Do you have any great words you’d like to share?

Happy writing!

Leslie

That’s A Great Plot Twist! Wednesday Prompts and Inspirations

chalkboard-3-ADo you need a twist in your story?

Have fun answering these questions.

Hint, hint…. Make sure to think outside the box.

 

1.  I thought I inherited a ruby ring from my Aunt Jenny, but when the package arrived, I found she left me…

This prompt was inspired by the movie, Baby Boom, in which the main character thinks she will inherit a pen from a poor relative that passed away. She instead receives a baby. When making your list of possible things one could inherit, consider how that item could change your main character’s life. This, after all, could be the perfect ingredient you story needs for a good twist.

2.  I bought a set of pottery maracas on vacation. They broke when I shook them and out rolled…

I confess this inspiration came from watching, Scooby Doo cartoons. In one of the episodes, Daphne purchases a mask in San Francisco in which jewels are hidden. Other interesting items could be a coded message, a map, a phone number, or address.
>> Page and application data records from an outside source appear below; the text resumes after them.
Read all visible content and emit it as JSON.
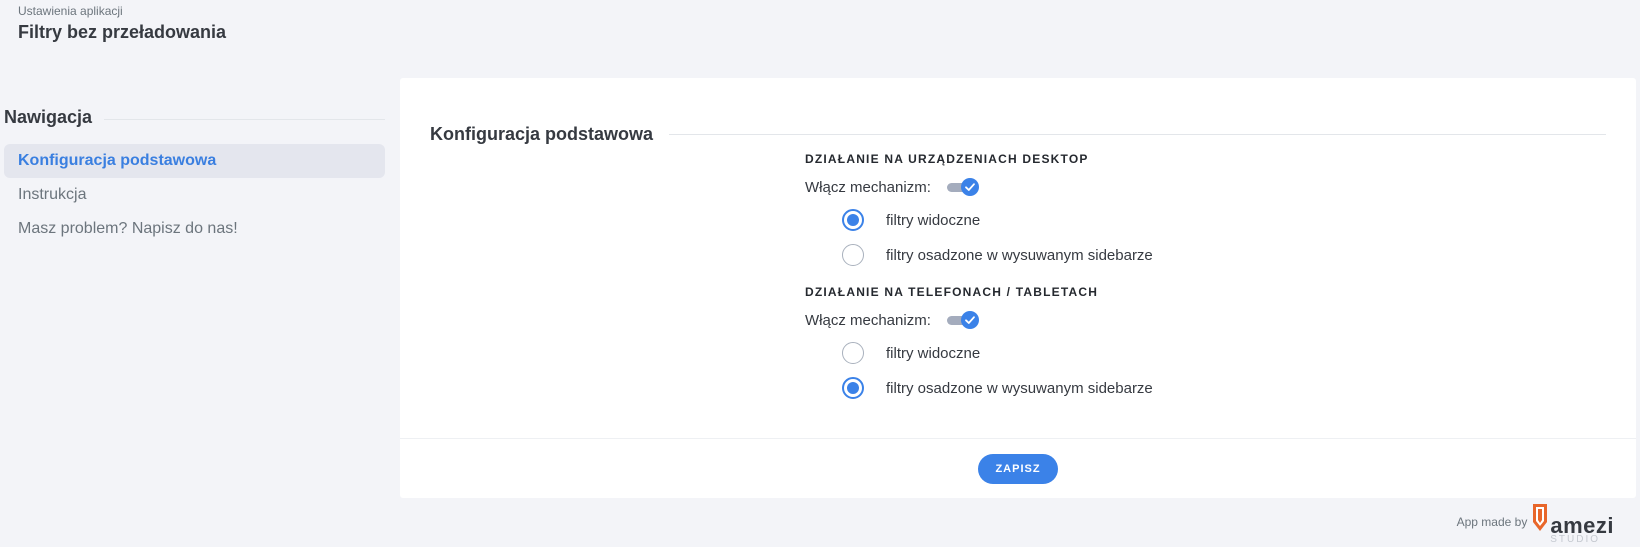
{
  "header": {
    "breadcrumb": "Ustawienia aplikacji",
    "title": "Filtry bez przeładowania"
  },
  "sidebar": {
    "heading": "Nawigacja",
    "items": [
      {
        "label": "Konfiguracja podstawowa",
        "active": true
      },
      {
        "label": "Instrukcja",
        "active": false
      },
      {
        "label": "Masz problem? Napisz do nas!",
        "active": false
      }
    ]
  },
  "main": {
    "section_title": "Konfiguracja podstawowa",
    "groups": [
      {
        "title": "DZIAŁANIE NA URZĄDZENIACH DESKTOP",
        "switch_label": "Włącz mechanizm:",
        "switch_on": true,
        "options": [
          {
            "label": "filtry widoczne",
            "checked": true
          },
          {
            "label": "filtry osadzone w wysuwanym sidebarze",
            "checked": false
          }
        ]
      },
      {
        "title": "DZIAŁANIE NA TELEFONACH / TABLETACH",
        "switch_label": "Włącz mechanizm:",
        "switch_on": true,
        "options": [
          {
            "label": "filtry widoczne",
            "checked": false
          },
          {
            "label": "filtry osadzone w wysuwanym sidebarze",
            "checked": true
          }
        ]
      }
    ],
    "save_label": "ZAPISZ"
  },
  "footer": {
    "credit": "App made by",
    "brand_name": "amezi",
    "brand_sub": "STUDIO"
  },
  "colors": {
    "accent": "#3b82e8",
    "background": "#f3f4f8",
    "panel": "#ffffff",
    "brand_orange": "#e8662a"
  },
  "icons": {
    "switch_knob": "check-icon",
    "brand_mark": "pencil-icon"
  }
}
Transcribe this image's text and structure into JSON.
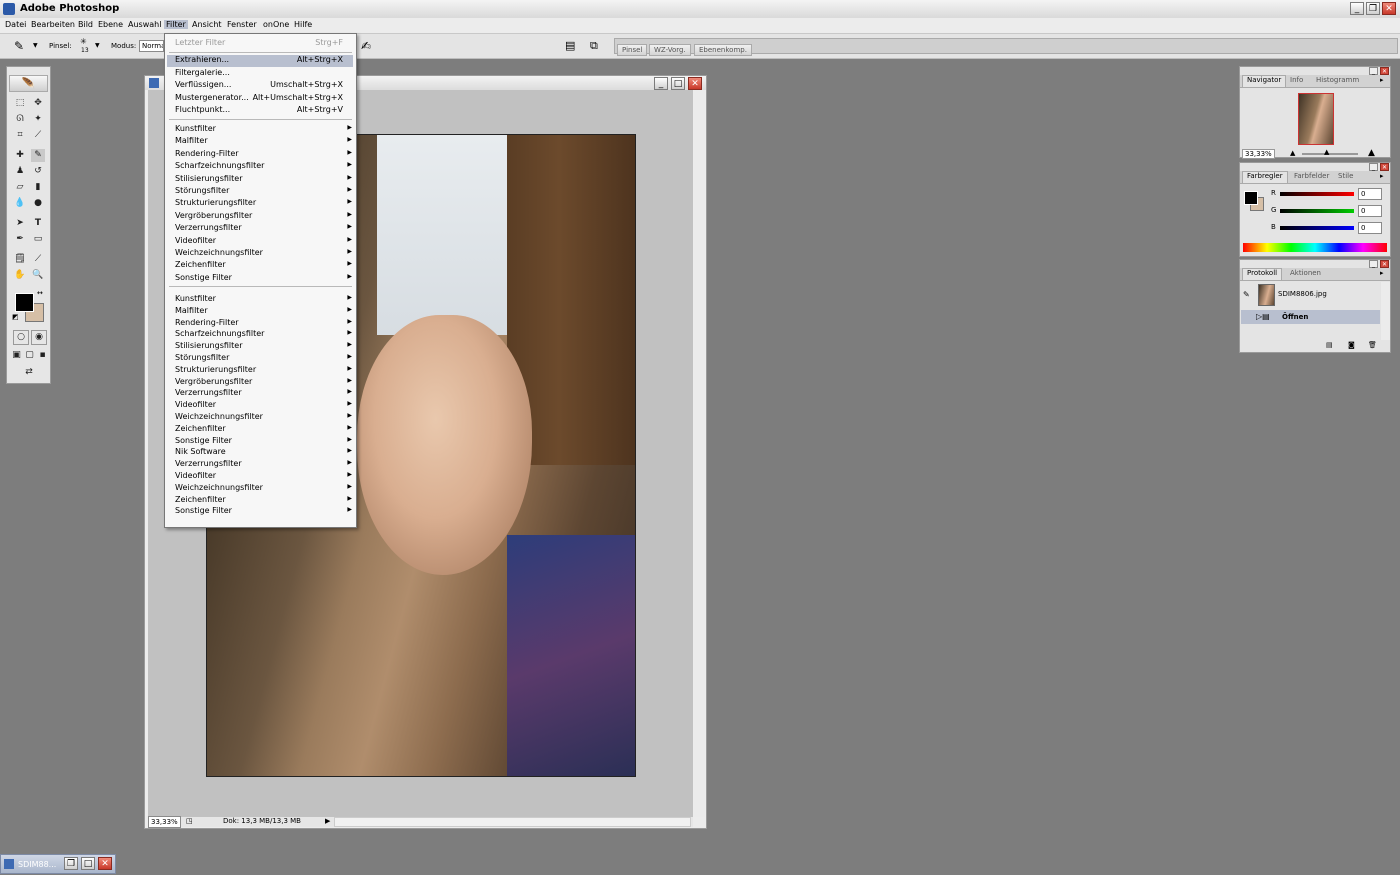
{
  "app": {
    "title": "Adobe Photoshop"
  },
  "menubar": [
    "Datei",
    "Bearbeiten",
    "Bild",
    "Ebene",
    "Auswahl",
    "Filter",
    "Ansicht",
    "Fenster",
    "onOne",
    "Hilfe"
  ],
  "options": {
    "brush_label": "Pinsel:",
    "brush_size": "13",
    "mode_label": "Modus:",
    "mode_value": "Normal"
  },
  "palette_well": [
    "Pinsel",
    "WZ-Vorg.",
    "Ebenenkomp."
  ],
  "filter_menu": {
    "last_filter": {
      "label": "Letzter Filter",
      "shortcut": "Strg+F"
    },
    "top": [
      {
        "label": "Extrahieren...",
        "shortcut": "Alt+Strg+X"
      },
      {
        "label": "Filtergalerie...",
        "shortcut": ""
      },
      {
        "label": "Verflüssigen...",
        "shortcut": "Umschalt+Strg+X"
      },
      {
        "label": "Mustergenerator...",
        "shortcut": "Alt+Umschalt+Strg+X"
      },
      {
        "label": "Fluchtpunkt...",
        "shortcut": "Alt+Strg+V"
      }
    ],
    "group1": [
      "Kunstfilter",
      "Malfilter",
      "Rendering-Filter",
      "Scharfzeichnungsfilter",
      "Stilisierungsfilter",
      "Störungsfilter",
      "Strukturierungsfilter",
      "Vergröberungsfilter",
      "Verzerrungsfilter",
      "Videofilter",
      "Weichzeichnungsfilter",
      "Zeichenfilter",
      "Sonstige Filter"
    ],
    "group2": [
      "Kunstfilter",
      "Malfilter",
      "Rendering-Filter",
      "Scharfzeichnungsfilter",
      "Stilisierungsfilter",
      "Störungsfilter",
      "Strukturierungsfilter",
      "Vergröberungsfilter",
      "Verzerrungsfilter",
      "Videofilter",
      "Weichzeichnungsfilter",
      "Zeichenfilter",
      "Sonstige Filter",
      "Nik Software",
      "Verzerrungsfilter",
      "Videofilter",
      "Weichzeichnungsfilter",
      "Zeichenfilter",
      "Sonstige Filter"
    ]
  },
  "document": {
    "zoom": "33,33%",
    "status": "Dok: 13,3 MB/13,3 MB"
  },
  "navigator": {
    "tabs": [
      "Navigator",
      "Info",
      "Histogramm"
    ],
    "zoom": "33,33%"
  },
  "color_panel": {
    "tabs": [
      "Farbregler",
      "Farbfelder",
      "Stile"
    ],
    "r_label": "R",
    "g_label": "G",
    "b_label": "B",
    "r": "0",
    "g": "0",
    "b": "0"
  },
  "history_panel": {
    "tabs": [
      "Protokoll",
      "Aktionen"
    ],
    "snapshot": "SDIM8806.jpg",
    "step": "Öffnen"
  },
  "minimized_doc": {
    "label": "SDIM88..."
  },
  "colors": {
    "accent": "#b8bfcf",
    "workspace": "#7d7d7d"
  }
}
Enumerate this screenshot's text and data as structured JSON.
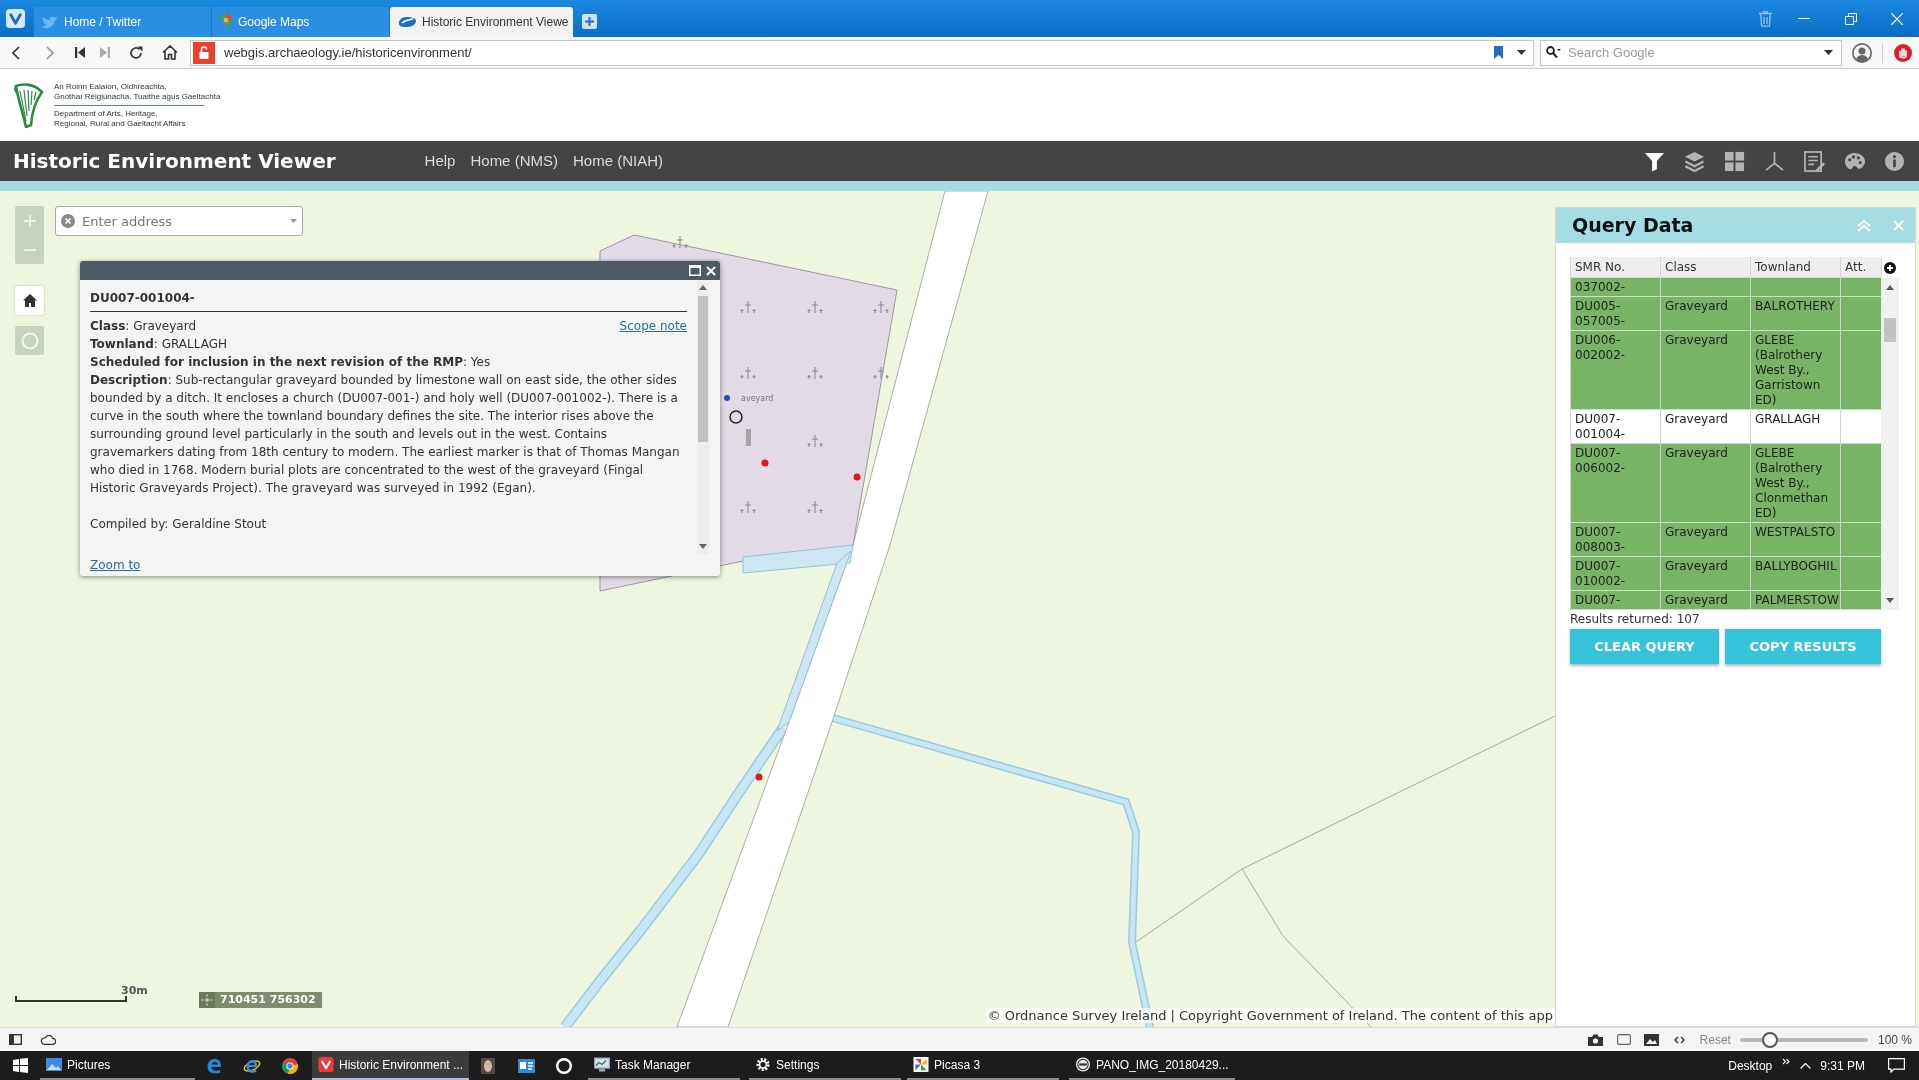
{
  "browser": {
    "tabs": [
      {
        "label": "Home / Twitter",
        "selected": false
      },
      {
        "label": "Google Maps",
        "selected": false
      },
      {
        "label": "Historic Environment Viewe",
        "selected": true
      }
    ],
    "address": "webgis.archaeology.ie/historicenvironment/",
    "search": {
      "placeholder": "Search Google"
    }
  },
  "agency": {
    "irish": [
      "An Roinn Ealaíon, Oidhreachta,",
      "Gnóthaí Réigiúnacha, Tuaithe agus Gaeltachta"
    ],
    "english": [
      "Department of Arts, Heritage,",
      "Regional, Rural and Gaeltacht Affairs"
    ]
  },
  "app_bar": {
    "title": "Historic Environment Viewer",
    "links": [
      "Help",
      "Home (NMS)",
      "Home (NIAH)"
    ],
    "tools": [
      {
        "selected": true
      },
      {
        "selected": false
      },
      {
        "selected": false
      },
      {
        "selected": false
      },
      {
        "selected": false
      },
      {
        "selected": false
      },
      {
        "selected": false
      }
    ]
  },
  "map": {
    "address_search": {
      "placeholder": "Enter address"
    },
    "place_label": "aveyard",
    "scale": "30m",
    "coordinates": "710451 756302",
    "attribution": "© Ordnance Survey Ireland | Copyright Government of Ireland. The content of this app"
  },
  "popup": {
    "title": "DU007-001004-",
    "scope_link": "Scope note",
    "fields": [
      "**Class**: Graveyard",
      "**Townland**: GRALLAGH",
      "**Scheduled for inclusion in the next revision of the RMP**: Yes",
      "**Description**: Sub-rectangular graveyard bounded by limestone wall on east side, the other sides bounded by a ditch. It encloses a church (DU007-001-) and holy well (DU007-001002-). There is a curve in the south where the townland boundary defines the site. The interior rises above the surrounding ground level particularly in the south and levels out in the west. Contains gravemarkers dating from 18th century to modern. The earliest marker is that of Thomas Mangan who died in 1768. Modern burial plots are concentrated to the west of the graveyard (Fingal Historic Graveyards Project). The graveyard was surveyed in 1992 (Egan)."
    ],
    "compiled_by": "Compiled by: Geraldine Stout",
    "zoom_link": "Zoom to"
  },
  "query_panel": {
    "title": "Query Data",
    "columns": [
      "SMR No.",
      "Class",
      "Townland",
      "Att."
    ],
    "rows": [
      {
        "cells": [
          "037002-"
        ],
        "selected": false
      },
      {
        "cells": [
          "DU005-057005-",
          "Graveyard",
          "BALROTHERY"
        ],
        "selected": false
      },
      {
        "cells": [
          "DU006-002002-",
          "Graveyard",
          "GLEBE (Balrothery West By., Garristown ED)"
        ],
        "selected": false
      },
      {
        "cells": [
          "DU007-001004-",
          "Graveyard",
          "GRALLAGH"
        ],
        "selected": true
      },
      {
        "cells": [
          "DU007-006002-",
          "Graveyard",
          "GLEBE (Balrothery West By., Clonmethan ED)"
        ],
        "selected": false
      },
      {
        "cells": [
          "DU007-008003-",
          "Graveyard",
          "WESTPALSTO"
        ],
        "selected": false
      },
      {
        "cells": [
          "DU007-010002-",
          "Graveyard",
          "BALLYBOGHIL"
        ],
        "selected": false
      },
      {
        "cells": [
          "DU007-",
          "Graveyard",
          "PALMERSTOW"
        ],
        "selected": false
      }
    ],
    "results": "Results returned: 107",
    "buttons": [
      "CLEAR QUERY",
      "COPY RESULTS"
    ]
  },
  "status_bar": {
    "reset": "Reset",
    "zoom": {
      "level": 0.2,
      "reading": "100 %"
    }
  },
  "taskbar": {
    "apps": [
      {
        "label": "Pictures",
        "selected": false
      },
      {
        "label": "Historic Environment ...",
        "selected": true
      },
      {
        "label": "Task Manager",
        "selected": false
      },
      {
        "label": "Settings",
        "selected": false
      },
      {
        "label": "Picasa 3",
        "selected": false
      },
      {
        "label": "PANO_IMG_20180429...",
        "selected": false
      }
    ],
    "desktop": "Desktop",
    "clock": "9:31 PM"
  }
}
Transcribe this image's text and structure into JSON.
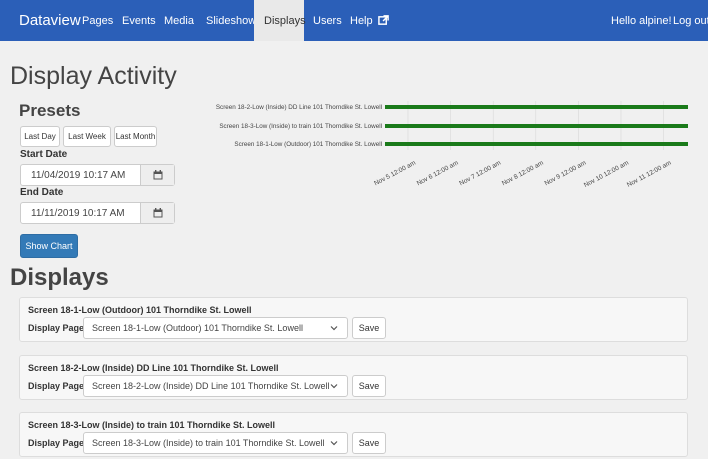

3.  I discovered a book beside a tree and stuck between the pages I found…

Actually, I opened a book at the library and found several amazing, unsigned sketches once. But for this exercise/example what was found in the book could be a letter, a map, or a hundred-dollar bill with a phone number on it. The important thing is to give your mind permission to go wild when considering answers to these prompts.

4.  Usually a businessman sits beside me on the plane and barely says a word, but this time I was seated beside _________________________ and his/her conversation opener took me by surprise. She/He turned to me and said…

I’ve been on many flights over the years. Usually, the person I’m seated beside stays focused on their book, newspaper, or laptop. It isn’t until the plane lands and we’re standing, slightly stooped beneath the low ceiling of the overhead luggage compartments, that we start our typical, mundane chit-chat.

“Long flight.” I sigh, gripping the handle of my carry-on bag.

“Yeah,” my seat partner remarks. “Are you visiting here?”

“No, this is a stopover. I’m catching another plane for California.”

You get the picture. So far, nothing that’s going to get those pages turning. But what if our main character’s seat partner is wearing a wedding gown? This could lead to all kinds of great conversation starters.

5.  I heard that tornadoes can lift houses and animals and set them down miles away, but I was stunned after that last storm when a _________________landed on my roof.

This inspiration came from a textbook back in Jr. High. Some things stay in our memories a long time. I read about a cow that got picked up by a tornado and set down, uninjured, miles away. But other things can just as easily be transported. Let your mind go wild.

I hope you will have fun with these plot twist inspirations. Perhaps you might find one of them sparks a fresh story!

I wish you happy writing.

Leslie